U of M Morris 2020 graduate Andie Jones has been creating art her entire life. “I’m interested in how art helps me relate to other people and how I can encourage them to relate to me,” says the psychology major and Fond du Lac American Indian Scholarship recipient.
2020 graduate serves on front lines in COVID-19 fight
University of Minnesota Rochester alumna and Distinguished Capstone Award winner Besima Majetic is facing COVID-19 head on. A phlebotomist employed by Mayo Clinic, Majetic shares her story of the pandemic and her UMR experience.
Public Policy and Global Health Pathway
UMR's innovative degree programs and integrated curriculum provide students with a foundational undergraduate education. Discover how Audra Gaikowski navigated her time at UMR and learn more about the Public Policy and Global Health Pathway.
CSE students design gowns for healthcare workers
Just a few weeks ago, M Health Fairview contacted College of Science and Engineering professor Steven Saliterman asking for help designing disposable gowns for health workers. Saliterman assembled 18 of his biomedical engineering students. Within two weeks, they had created a safe, functional gown design that could be rapidly manufactured for use in Minnesota hospitals. Now, local companies Red Fox Innovations and Polar Plastics are rapidly producing the gowns—at a rate of 5,000 to 10,000 per day—and shipping them to M Health Fairview clinics.
A celebration of graduates

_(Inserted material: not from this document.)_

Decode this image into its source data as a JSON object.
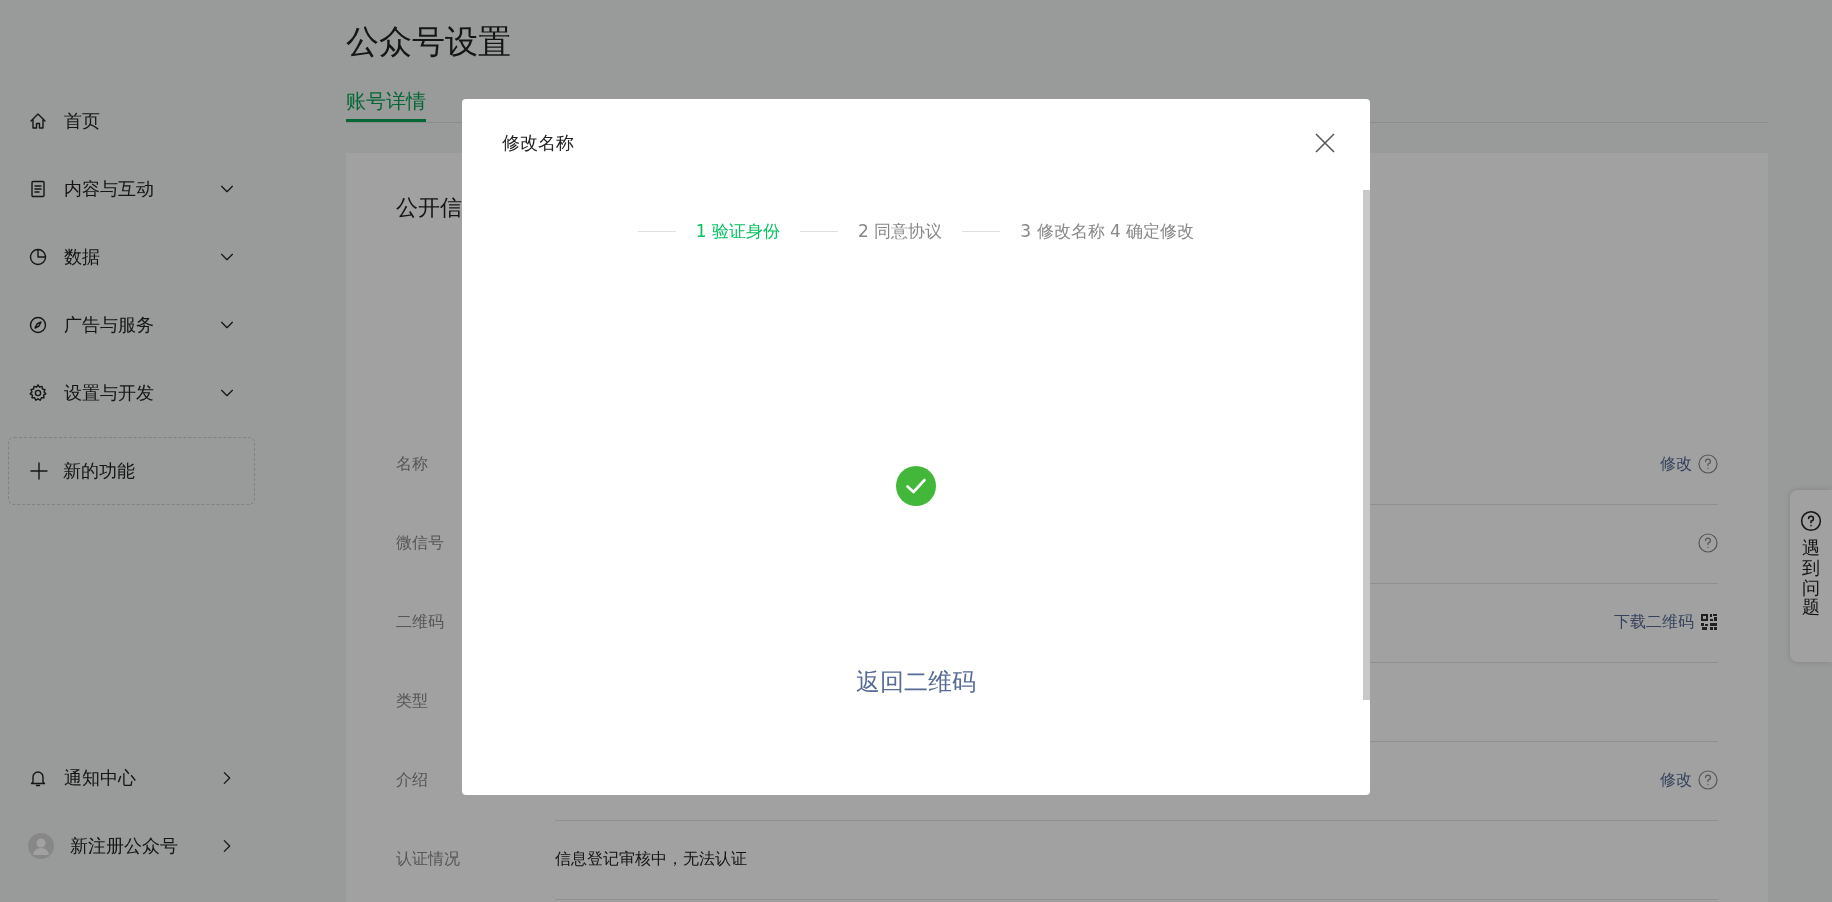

University of Minnesota faculty recently shared their congratulations to the Class of 2020. Multiple faculty offered uplifting (and entertaining) messages in a special video created for the graduates.
Summer session library support for courses and students
U of M Libraries has online resources, services, and support for summer session course delivery. Librarians can help faculty and instructors customize course materials, purchase e-books for a class, and meet with you or your class via Zoom.
Map illustrates happiness ratings for streets in Twin Cities metro
When people travel, they may be happy—or not—depending on the mode they use, trip duration, and other factors. A team of U researchers has created an interactive map that illustrates differences in travelers’ happiness ratings on streets and roads in the Minneapolis–Saint Paul metro area.
Anderson Labs lends a hand to fight COVID-19
Even with most labs and makerspaces on the University of Minnesota Twin Cities campus closed, the University community has banded together to combat COVID-19. That includes students and staff at the College of Science and Engineering’s Anderson Student Innovation Labs, who recently volunteered their time to manufacture more than 300 face shields and around 250 face mask filters for health workers across Minnesota.
Public book landings
A May 20 discussion of the book Because of Winn-Dixie is one example of how teachers, media specialists, and everyday people around the state are finding helpful resources through Minitex and other U of M Libraries resources as they remain home to stem the spread of COVID-19.